In 1940 his brother Carl wanted to help his brother to follow him to the United States with an affidavit of support where he already had migrated. He was worried about his safety since German troops were fighting in close range to Turkey in Greece as well as in southern regions of the Soviet Union. He contacted Hindemith in that matter.
In 1944 all German migrants were called upon by the Turkish government to leave Turkey. Eduard Zuckmayer refused ad got detained in Kırşehir detainment camp in Anatolia. Even there he very soon established a choir with whom he performed a mass by Giovanni Pierluigi da Palestrina at Pentecost 1945. Hindemith who meanwhile had migrated to the US tried to intervene against Zuckmayer's detainment. He sent a telegram to Turkish president Ismet Inönü but it was not successful. After the end of World War II Zuckmayer was able to leave the detainment camp and was reinstated to his former positions. He also taught music theory at Ankara Conservatory. Former Daimler-Benz chairman Edzard Reuter who lived in Turkey at that time described Zuckmayer as a "dignified and quiet man" who extinguished a "unique atmosphere" when he "sat down to play the piano".
In 1947 he was finally able to marry his partner Gisela Jockisch. But in 1950 she left Turkey with his adopted daughter Michaela to remigrate to Germany. Later both migrated to the United States. Zuckmayer instead stayed at his place of activity. Even in old age he performed as concert pianist and conductor in Ankara, Istanbul and Izmir. He had internalised the Turkish language as rarely another migrant. Since his entry to Turkey he had plead for translation of German folk songs to Turkish language. Meanwhile, they were integrated into Turkish music schoolbooks. He also transmitted Turkish folk tunes to polyphonic choral singing.

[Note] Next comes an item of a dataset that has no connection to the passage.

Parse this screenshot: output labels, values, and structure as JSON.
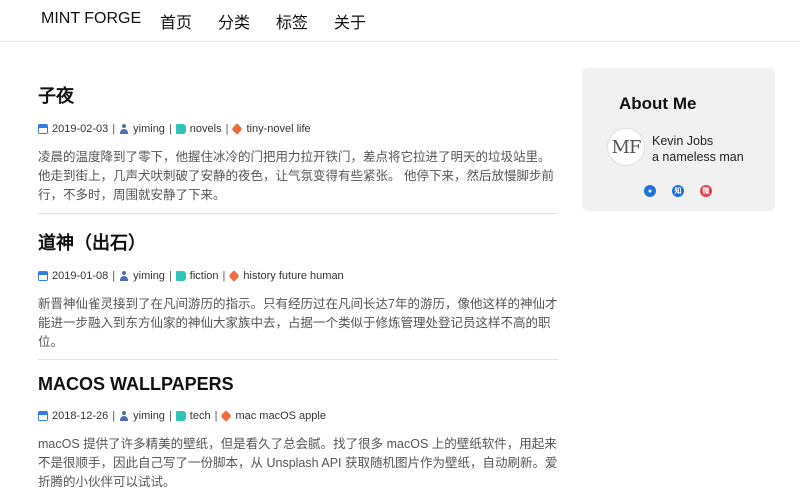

In contrary to Germany where he is shadowed by his famous younger brother Eduard Zuckmayer still is a very prominent figure in Turkey. He is one of the most prominent protagonists of Turkish music history of the 20th century, especially in its national music education. On the occasion of his 20th obit in 1992 a conference was held in Ankara where some of his works were performed. Zuckmayer died in the age of 81. His grave is in Ankara, Turkey.
Awards and Distinctions
- 1914 – Wüllner Award, Cologne, Germany
- WWI – Iron Cross 2nd class, Iron Cross 1st class
- Songül Demren: „…und ich danke Gott, bei den Türken zu sein!“. Eduard Zuckmayer in Ankara, in: Zuckmayer-Jahrbuch, Vol. 3, Wallstein Verlag, Göttingen 2000, pp. 481–504.
- Sabine Hillebrecht (Ed.): Haymatloz. Exil in der Türkei 1933–1945. Exhibition of Verein Aktives Museum and Goethe Institute with Akademy of Arts, 8 January to 20 February 2000, (= Schriftenreihe des Vereins Aktives Museum, Vol. 8), Verein Aktives Museum, Berlin 2000.
- Burcu Dogramaci: Eduard Zuckmayer, in: Maurer Zenck, Claudia und Petersen, Peter (Ed.): Lexikon verfolgter Musiker und Musikerinnen der NS-Zeit. LexM. Universität Hamburg, Musikwissenschaftliches Institut, Hamburg 2007